Spring has sprung and Easter is right around the corner causing a few more temptations for our animals to chew, lick, and possibly even ingest items that are not particularly safe for them. Before you start your spring cleaning and decorating for Easter, remember to take a few extra steps to keep your pets safe, happy, and healthy.
It may be common knowledge that chocolate and candy are no good for our animals, but it never hurts to repeat it. Chocolate contains theobromine and can cause elevated heart rates and seizures. Certain candy also contain the sugar substitute xylitol, a sweetener that is toxic to animals. If ingested, it can cause seizures and liver failure. It is best to keep the Easter candy hidden away and out of reach of your furry friends.
While Easter lilies are very pretty, they are also severely toxic to cats. If ingested or even just simply by chewing on them, these flowers can cause vomiting, lethargy, and even death. If your cat is a master jumper and can reach just about every surface in your house, it’s highly recommended to steer clear of Easter lilies to ensure your cat safe and healthy.
Don’t lose track of where you hide all those Easter eggs! Real or plastic eggs can be mistaken for treats by your dog. Fake eggs can cause intestinal problems if ingested while real eggs that may have been forgotten about can spoil and cause upset stomachs and diarrhea. Keep track of the number of eggs you hide in your yard as well as where they are hidden to gather up any undiscovered ones after the hunt is over. Draw yourself a map to help you remember where you’ve hidden all the eggs!
Easter baskets can also be harmful to animals. Between the Easter grass, the candy, and any toys that may be present, these items can cause some serious issues if your furry friends find them first. If Easter grass is chewed on and ingested it will cause irritation and blockage to their digestive system. Try using other alternatives to Easter grass such as tissue paper or floral fabrics. If your furry friend tends to tear up paper products we highly recommend sticking to fabrics to fill in your baskets. Dogs may mistake the Easter toys meant for kids as their own. These plastic toys are especially dangerous to dogs because chewing and swallowing any plastic pieces can cause intestinal blockages and upset stomachs.
Crowded houses with friends and family can be overwhelming to your animals. Consider giving them their own space away from all the potential chaos with food, water, and a few of their favorite toys. It will help keep your pets calm but also helps reduce the risk of them eating or getting into things they shouldn’t be.

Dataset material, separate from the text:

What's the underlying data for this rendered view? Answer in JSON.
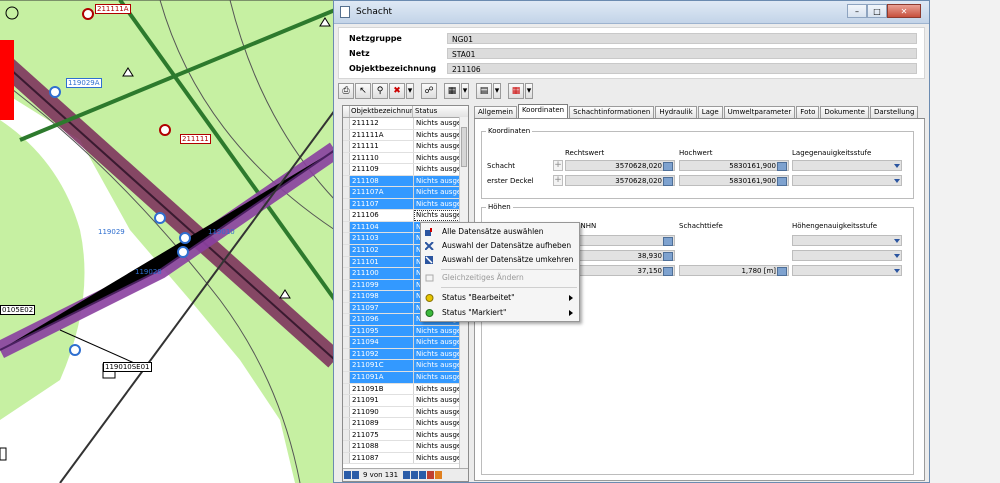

In regards to spring cleaning, always make sure that cleaning supplies are out of reach from your animals (and children too). Remember that spring is also a time for bugs to come back with a vengeance so it is recommended to set up an appointment as soon as possible with your veterinarian to discussion flea and tick prevention. You should use this time to discuss heartworm prevention as well. Even if you have an feline who stays indoor, it is important to keep them protected because you never know what you or another pet may bring into your living space. While we are on the topic of indoor cats and spring, it is also recommended that you microchip all your animals. Warmer weather can make it more enticing for animals to run off so having a microchip with your current information will make it that much easier to bring your pets home safely.
Spring is here and Easter is wonderful but remember your pets are always curious about new things and smells no matter what day of the year it is. Keep an eye on your furry friends and call your vet when something doesn’t seem right. Warmer weather is in sight so be sure to enjoy it with your pets in a productive and safe way.